__Task details__
Copy each entry as written.

__Provided entries__
-- Opening Marker --

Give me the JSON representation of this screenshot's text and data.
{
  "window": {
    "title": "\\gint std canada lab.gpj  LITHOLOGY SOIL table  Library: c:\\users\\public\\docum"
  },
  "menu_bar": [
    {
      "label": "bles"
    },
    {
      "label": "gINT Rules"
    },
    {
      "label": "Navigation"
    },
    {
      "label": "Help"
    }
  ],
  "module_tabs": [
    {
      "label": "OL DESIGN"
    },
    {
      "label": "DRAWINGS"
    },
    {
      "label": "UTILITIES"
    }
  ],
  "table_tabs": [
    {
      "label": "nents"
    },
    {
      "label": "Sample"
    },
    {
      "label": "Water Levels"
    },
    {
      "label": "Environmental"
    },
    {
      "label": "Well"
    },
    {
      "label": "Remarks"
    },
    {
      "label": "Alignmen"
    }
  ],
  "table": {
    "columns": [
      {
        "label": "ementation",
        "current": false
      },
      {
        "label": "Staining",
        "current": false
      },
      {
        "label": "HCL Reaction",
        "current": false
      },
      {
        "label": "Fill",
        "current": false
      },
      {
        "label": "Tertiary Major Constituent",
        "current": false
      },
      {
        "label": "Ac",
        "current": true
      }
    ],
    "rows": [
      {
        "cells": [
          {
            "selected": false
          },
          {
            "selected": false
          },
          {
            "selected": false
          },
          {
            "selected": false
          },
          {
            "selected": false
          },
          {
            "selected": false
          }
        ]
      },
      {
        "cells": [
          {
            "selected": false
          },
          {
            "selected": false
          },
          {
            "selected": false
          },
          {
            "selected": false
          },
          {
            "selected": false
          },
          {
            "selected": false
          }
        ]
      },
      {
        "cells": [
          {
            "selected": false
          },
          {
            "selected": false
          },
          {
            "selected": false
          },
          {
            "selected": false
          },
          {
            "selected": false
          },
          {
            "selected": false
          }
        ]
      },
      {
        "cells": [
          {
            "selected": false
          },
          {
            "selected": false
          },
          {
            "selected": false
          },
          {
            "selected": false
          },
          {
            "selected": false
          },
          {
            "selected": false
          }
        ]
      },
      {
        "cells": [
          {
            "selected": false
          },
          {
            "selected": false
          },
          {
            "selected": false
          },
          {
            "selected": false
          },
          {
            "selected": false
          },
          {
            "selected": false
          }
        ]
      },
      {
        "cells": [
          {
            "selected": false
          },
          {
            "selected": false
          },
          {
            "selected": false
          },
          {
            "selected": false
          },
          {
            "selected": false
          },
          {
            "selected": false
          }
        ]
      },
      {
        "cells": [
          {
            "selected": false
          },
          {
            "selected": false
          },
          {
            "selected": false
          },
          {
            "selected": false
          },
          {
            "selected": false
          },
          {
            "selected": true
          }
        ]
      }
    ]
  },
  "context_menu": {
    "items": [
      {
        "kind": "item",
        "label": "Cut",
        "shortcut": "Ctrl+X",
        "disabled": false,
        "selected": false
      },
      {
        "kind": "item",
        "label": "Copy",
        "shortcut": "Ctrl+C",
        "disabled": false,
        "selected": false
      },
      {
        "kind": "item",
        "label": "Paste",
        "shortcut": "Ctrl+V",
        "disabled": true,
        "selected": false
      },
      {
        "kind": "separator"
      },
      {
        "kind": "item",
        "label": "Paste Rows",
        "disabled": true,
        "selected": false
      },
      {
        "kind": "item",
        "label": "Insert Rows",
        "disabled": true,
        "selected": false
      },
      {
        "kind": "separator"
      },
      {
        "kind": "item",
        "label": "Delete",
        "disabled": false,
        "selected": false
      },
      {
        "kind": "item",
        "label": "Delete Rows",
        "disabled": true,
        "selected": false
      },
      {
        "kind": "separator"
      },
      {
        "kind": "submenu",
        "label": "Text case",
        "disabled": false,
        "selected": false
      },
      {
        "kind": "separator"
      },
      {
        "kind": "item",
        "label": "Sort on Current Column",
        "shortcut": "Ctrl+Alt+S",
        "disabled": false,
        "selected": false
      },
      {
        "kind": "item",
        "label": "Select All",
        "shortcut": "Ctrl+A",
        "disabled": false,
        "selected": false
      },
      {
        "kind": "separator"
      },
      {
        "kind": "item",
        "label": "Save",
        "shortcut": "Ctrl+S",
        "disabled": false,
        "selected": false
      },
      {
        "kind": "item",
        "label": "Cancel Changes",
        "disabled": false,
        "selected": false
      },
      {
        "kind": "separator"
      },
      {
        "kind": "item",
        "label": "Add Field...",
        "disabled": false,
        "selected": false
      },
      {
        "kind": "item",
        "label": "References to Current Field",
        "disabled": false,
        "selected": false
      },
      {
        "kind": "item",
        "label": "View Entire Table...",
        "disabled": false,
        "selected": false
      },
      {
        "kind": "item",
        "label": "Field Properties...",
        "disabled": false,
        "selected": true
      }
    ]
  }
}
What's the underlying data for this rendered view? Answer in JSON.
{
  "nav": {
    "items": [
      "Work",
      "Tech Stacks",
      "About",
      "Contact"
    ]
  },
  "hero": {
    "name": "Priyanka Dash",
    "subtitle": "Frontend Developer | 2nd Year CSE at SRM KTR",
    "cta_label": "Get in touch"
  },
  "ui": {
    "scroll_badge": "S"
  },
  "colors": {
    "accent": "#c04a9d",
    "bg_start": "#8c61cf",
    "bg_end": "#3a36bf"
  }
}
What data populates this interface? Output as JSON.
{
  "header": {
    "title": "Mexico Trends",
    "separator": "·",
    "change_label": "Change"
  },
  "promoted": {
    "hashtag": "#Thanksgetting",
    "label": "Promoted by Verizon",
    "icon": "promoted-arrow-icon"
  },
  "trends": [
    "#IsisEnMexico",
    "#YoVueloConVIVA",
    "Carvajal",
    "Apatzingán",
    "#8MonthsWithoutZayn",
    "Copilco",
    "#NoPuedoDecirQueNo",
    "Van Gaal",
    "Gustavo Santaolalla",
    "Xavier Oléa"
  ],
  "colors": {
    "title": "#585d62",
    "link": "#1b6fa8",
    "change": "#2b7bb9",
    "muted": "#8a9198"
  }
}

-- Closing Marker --

__Finished task__
Give me the JSON representation of this screenshot's text and data.
{
  "window": {
    "title": "\\gint std canada lab.gpj  LITHOLOGY SOIL table  Library: c:\\users\\public\\docum"
  },
  "menu_bar": [
    {
      "label": "bles"
    },
    {
      "label": "gINT Rules"
    },
    {
      "label": "Navigation"
    },
    {
      "label": "Help"
    }
  ],
  "module_tabs": [
    {
      "label": "OL DESIGN"
    },
    {
      "label": "DRAWINGS"
    },
    {
      "label": "UTILITIES"
    }
  ],
  "table_tabs": [
    {
      "label": "nents"
    },
    {
      "label": "Sample"
    },
    {
      "label": "Water Levels"
    },
    {
      "label": "Environmental"
    },
    {
      "label": "Well"
    },
    {
      "label": "Remarks"
    },
    {
      "label": "Alignmen"
    }
  ],
  "table": {
    "columns": [
      {
        "label": "ementation",
        "current": false
      },
      {
        "label": "Staining",
        "current": false
      },
      {
        "label": "HCL Reaction",
        "current": false
      },
      {
        "label": "Fill",
        "current": false
      },
      {
        "label": "Tertiary Major Constituent",
        "current": false
      },
      {
        "label": "Ac",
        "current": true
      }
    ],
    "rows": [
      {
        "cells": [
          {
            "selected": false
          },
          {
            "selected": false
          },
          {
            "selected": false
          },
          {
            "selected": false
          },
          {
            "selected": false
          },
          {
            "selected": false
          }
        ]
      },
      {
        "cells": [
          {
            "selected": false
          },
          {
            "selected": false
          },
          {
            "selected": false
          },
          {
            "selected": false
          },
          {
            "selected": false
          },
          {
            "selected": false
          }
        ]
      },
      {
        "cells": [
          {
            "selected": false
          },
          {
            "selected": false
          },
          {
            "selected": false
          },
          {
            "selected": false
          },
          {
            "selected": false
          },
          {
            "selected": false
          }
        ]
      },
      {
        "cells": [
          {
            "selected": false
          },
          {
            "selected": false
          },
          {
            "selected": false
          },
          {
            "selected": false
          },
          {
            "selected": false
          },
          {
            "selected": false
          }
        ]
      },
      {
        "cells": [
          {
            "selected": false
          },
          {
            "selected": false
          },
          {
            "selected": false
          },
          {
            "selected": false
          },
          {
            "selected": false
          },
          {
            "selected": false
          }
        ]
      },
      {
        "cells": [
          {
            "selected": false
          },
          {
            "selected": false
          },
          {
            "selected": false
          },
          {
            "selected": false
          },
          {
            "selected": false
          },
          {
            "selected": false
          }
        ]
      },
      {
        "cells": [
          {
            "selected": false
          },
          {
            "selected": false
          },
          {
            "selected": false
          },
          {
            "selected": false
          },
          {
            "selected": false
          },
          {
            "selected": true
          }
        ]
      }
    ]
  },
  "context_menu": {
    "items": [
      {
        "kind": "item",
        "label": "Cut",
        "shortcut": "Ctrl+X",
        "disabled": false,
        "selected": false
      },
      {
        "kind": "item",
        "label": "Copy",
        "shortcut": "Ctrl+C",
        "disabled": false,
        "selected": false
      },
      {
        "kind": "item",
        "label": "Paste",
        "shortcut": "Ctrl+V",
        "disabled": true,
        "selected": false
      },
      {
        "kind": "separator"
      },
      {
        "kind": "item",
        "label": "Paste Rows",
        "disabled": true,
        "selected": false
      },
      {
        "kind": "item",
        "label": "Insert Rows",
        "disabled": true,
        "selected": false
      },
      {
        "kind": "separator"
      },
      {
        "kind": "item",
        "label": "Delete",
        "disabled": false,
        "selected": false
      },
      {
        "kind": "item",
        "label": "Delete Rows",
        "disabled": true,
        "selected": false
      },
      {
        "kind": "separator"
      },
      {
        "kind": "submenu",
        "label": "Text case",
        "disabled": false,
        "selected": false
      },
      {
        "kind": "separator"
      },
      {
        "kind": "item",
        "label": "Sort on Current Column",
        "shortcut": "Ctrl+Alt+S",
        "disabled": false,
        "selected": false
      },
      {
        "kind": "item",
        "label": "Select All",
        "shortcut": "Ctrl+A",
        "disabled": false,
        "selected": false
      },
      {
        "kind": "separator"
      },
      {
        "kind": "item",
        "label": "Save",
        "shortcut": "Ctrl+S",
        "disabled": false,
        "selected": false
      },
      {
        "kind": "item",
        "label": "Cancel Changes",
        "disabled": false,
        "selected": false
      },
      {
        "kind": "separator"
      },
      {
        "kind": "item",
        "label": "Add Field...",
        "disabled": false,
        "selected": false
      },
      {
        "kind": "item",
        "label": "References to Current Field",
        "disabled": false,
        "selected": false
      },
      {
        "kind": "item",
        "label": "View Entire Table...",
        "disabled": false,
        "selected": false
      },
      {
        "kind": "item",
        "label": "Field Properties...",
        "disabled": false,
        "selected": true
      }
    ]
  }
}
What's the underlying data for this rendered view? Answer in JSON.
{
  "nav": {
    "items": [
      "Work",
      "Tech Stacks",
      "About",
      "Contact"
    ]
  },
  "hero": {
    "name": "Priyanka Dash",
    "subtitle": "Frontend Developer | 2nd Year CSE at SRM KTR",
    "cta_label": "Get in touch"
  },
  "ui": {
    "scroll_badge": "S"
  },
  "colors": {
    "accent": "#c04a9d",
    "bg_start": "#8c61cf",
    "bg_end": "#3a36bf"
  }
}
What data populates this interface? Output as JSON.
{
  "header": {
    "title": "Mexico Trends",
    "separator": "·",
    "change_label": "Change"
  },
  "promoted": {
    "hashtag": "#Thanksgetting",
    "label": "Promoted by Verizon",
    "icon": "promoted-arrow-icon"
  },
  "trends": [
    "#IsisEnMexico",
    "#YoVueloConVIVA",
    "Carvajal",
    "Apatzingán",
    "#8MonthsWithoutZayn",
    "Copilco",
    "#NoPuedoDecirQueNo",
    "Van Gaal",
    "Gustavo Santaolalla",
    "Xavier Oléa"
  ],
  "colors": {
    "title": "#585d62",
    "link": "#1b6fa8",
    "change": "#2b7bb9",
    "muted": "#8a9198"
  }
}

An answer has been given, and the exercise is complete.